There are many aspects of a building’s fire barriers that are designed to help prevent the spread of fire as well as keeping occupants safe. Part of that system is the building’s fire and smoke dampers. Dampers are often hidden out of sight, which means they are more likely to be out of compliance. And as fire and life safety professionals, we spend a lot of time talking about the importance of fire damper inspection and repairs. But what about the smoke dampers that help prevent the spread of smoke?

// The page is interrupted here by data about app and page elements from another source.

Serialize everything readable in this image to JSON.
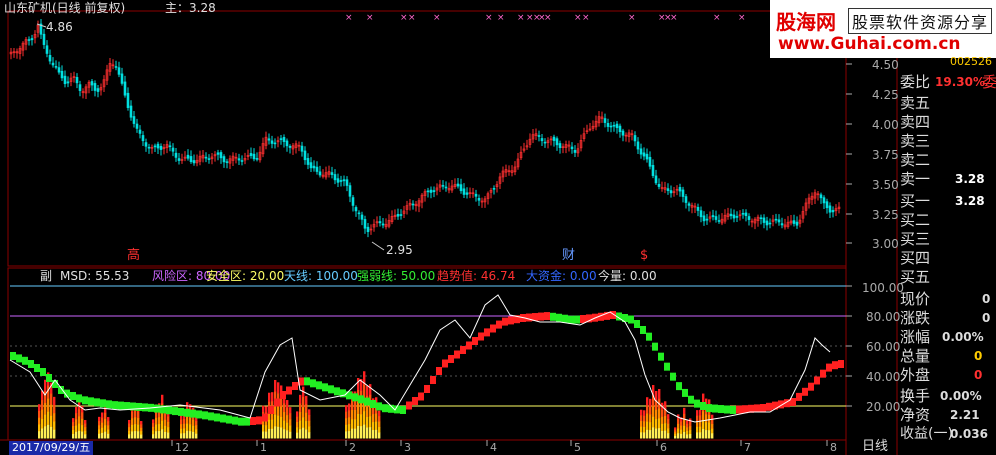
{
  "window": {
    "title": "山东矿机(日线 前复权)",
    "main_label": "主：3.28"
  },
  "price_chart": {
    "high_label": "4.86",
    "low_label": "2.95",
    "y_ticks": [
      "4.50",
      "4.25",
      "4.00",
      "3.75",
      "3.50",
      "3.25",
      "3.00"
    ],
    "markers": [
      {
        "text": "高",
        "color": "#ff3030"
      },
      {
        "text": "财",
        "color": "#6699ff"
      },
      {
        "text": "$",
        "color": "#ff3030"
      }
    ]
  },
  "indicator": {
    "prefix": "副",
    "items": [
      {
        "label": "MSD: 55.53",
        "color": "#e0e0e0"
      },
      {
        "label": "风险区: 80.00",
        "color": "#cc66ff"
      },
      {
        "label": "安全区: 20.00",
        "color": "#ffff66"
      },
      {
        "label": "天线: 100.00",
        "color": "#66ccff"
      },
      {
        "label": "强弱线: 50.00",
        "color": "#33ee33"
      },
      {
        "label": "趋势值: 46.74",
        "color": "#ff3030"
      },
      {
        "label": "大资金: 0.00",
        "color": "#3366ff"
      },
      {
        "label": "今量: 0.00",
        "color": "#e0e0e0"
      }
    ],
    "y_ticks": [
      "100.00",
      "80.00",
      "60.00",
      "40.00",
      "20.00"
    ]
  },
  "x_axis": {
    "date_badge": "2017/09/29/五",
    "ticks": [
      "1",
      "12",
      "1",
      "2",
      "3",
      "4",
      "5",
      "6",
      "7",
      "8"
    ],
    "period": "日线"
  },
  "logo": {
    "name": "股海网",
    "slogan": "股票软件资源分享",
    "url": "www.Guhai.com.cn"
  },
  "quote_panel": {
    "code": "002526",
    "ratio_label": "委比",
    "ratio_value": "19.30%",
    "ratio_suffix": "委",
    "sells": [
      "卖五",
      "卖四",
      "卖三",
      "卖二",
      "卖一"
    ],
    "sell1_price": "3.28",
    "buys": [
      "买一",
      "买二",
      "买三",
      "买四",
      "买五"
    ],
    "buy1_price": "3.28",
    "stats": [
      {
        "label": "现价",
        "value": "0"
      },
      {
        "label": "涨跌",
        "value": "0"
      },
      {
        "label": "涨幅",
        "value": "0.00%"
      },
      {
        "label": "总量",
        "value": "0"
      },
      {
        "label": "外盘",
        "value": "0"
      },
      {
        "label": "换手",
        "value": "0.00%"
      },
      {
        "label": "净资",
        "value": "2.21"
      },
      {
        "label": "收益(一)",
        "value": "0.036"
      }
    ]
  },
  "colors": {
    "up": "#ff3030",
    "down": "#00e0e0",
    "grid": "#7a0000",
    "axis": "#aaaaaa"
  }
}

Like fire, smoke can spread quickly and easily through a building. Smoke rises, so one of the fastest ways for it to spread is through a building’s ventilation system. And since smoke inhalation is the leading cause of death during a fire, preventing the spread of smoke is essential to keeping occupants safe during evacuation. So how exactly do smoke dampers work in helping to prevent smoke from spreading?
Smoke dampers are specifically designed and installed in the ductwork and air transfer openings to prevent the passage of smoke between sections. Smoke dampers will work once smoke is detected by a smoke detector, which is typically located in the ductwork as well. The smoke detectors are usually wired to a central alarm panel where an alarm will send a signal to an actuator attached to the smoke damper. The actuator can be located internally or externally of the damper, and is operated either electrically or pneumatically. The actuator will use the jack-shaft and linkage to open and close the blades of the smoke damper.
Pneumatic Actuators: Use air to function properly and will fail if there is:
- No Air to Actuator
- No Airline to Actuator
- Not Enough Air to Actuator
Electrical Actuators: Use power to function properly and will fail if there is:
- No Power to Actuator
- No Power Wired to Actuator
Understanding how a smoke dampers works can help you have a better understand of why inspecting and repairing smoke dampers are just as important as fire dampers. It only takes minutes for thick black smoke to fill a hallway or stairwell. By cutting off the passageways for smoke to travel, the fire will be contained to one specific location. And with summer right around the corner, making sure that your facility is prepared for both fire and smoke is essential.